    • 2012, John Branch, “Snow Fall : The Avalanche at Tunnel Creek”, in New York Time[1]:
      Elyse Saugstad, a professional skier, wore a backpack equipped with an air bag, a relatively new and expensive part of the arsenal that backcountry users increasingly carry to ease their minds and increase survival odds in case of an avalanche.
  2. (transitive) To alleviate, assuage or lessen (pain).
    He loosened his shoe to ease the pain.
  3. (transitive) To give respite to (someone).
    The provision of extra staff eased their workload.
    • 1961 October, “The winter timetables of British Railways: Southern Region”, in Trains Illustrated, pages 593-594:
      An extra rush-hour train has eased overcrowding of the former 5.39 p.m. to Salisbury; this now leaves at 5.43 and an additional electric service to Alton departs at 5.39 p.m.
  4. (nautical, transitive) To loosen or slacken the tension on a line.
    We eased the boom vang, then lowered the sail.
  5. (transitive) To reduce the difficulty of (something).
    We had to ease the entry requirements.
  6. (transitive) To move (something) slowly and carefully.
    He eased the cork from the bottle.
  7. (intransitive) To lessen in severity.
    The pain eased overnight.
  8. (intransitive) To proceed with little effort.
    The car eased onto the motorway.

Synonyms

Translations

References

  1. 1.0 1.1 Oxford English Dictionary. "ease, n." Oxford University Press (Oxford), 1891.
  2. ^ http://www.dictionary.com/browse/ease?s=t
  3. ^ The Century Dictionary and Cyclopedia. "ease".

Middle English ease definition

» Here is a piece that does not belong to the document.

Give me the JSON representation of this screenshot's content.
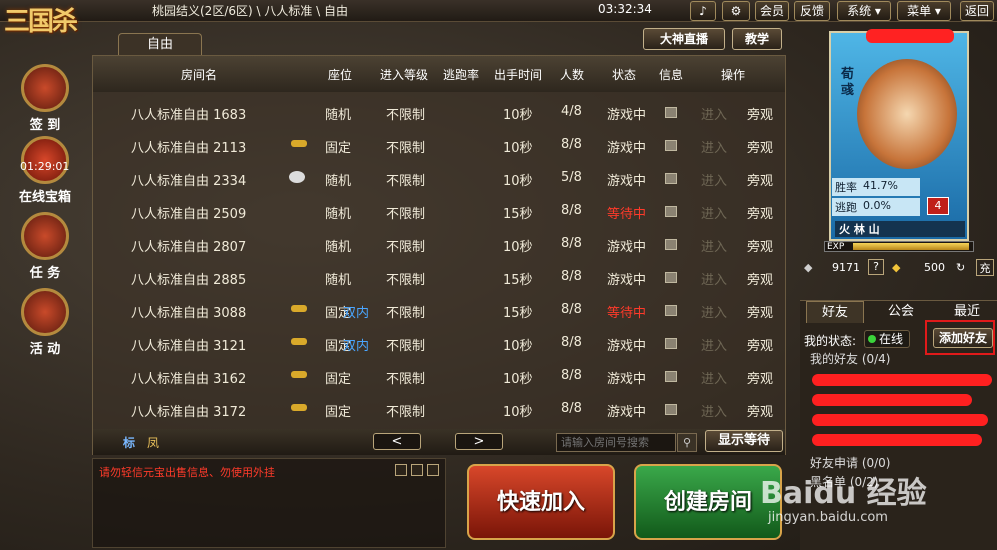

Noun

ease (plural eases)

  1. Alternative spelling of ese
    • Ese definition
      dude, man. (Usually used vocatively.)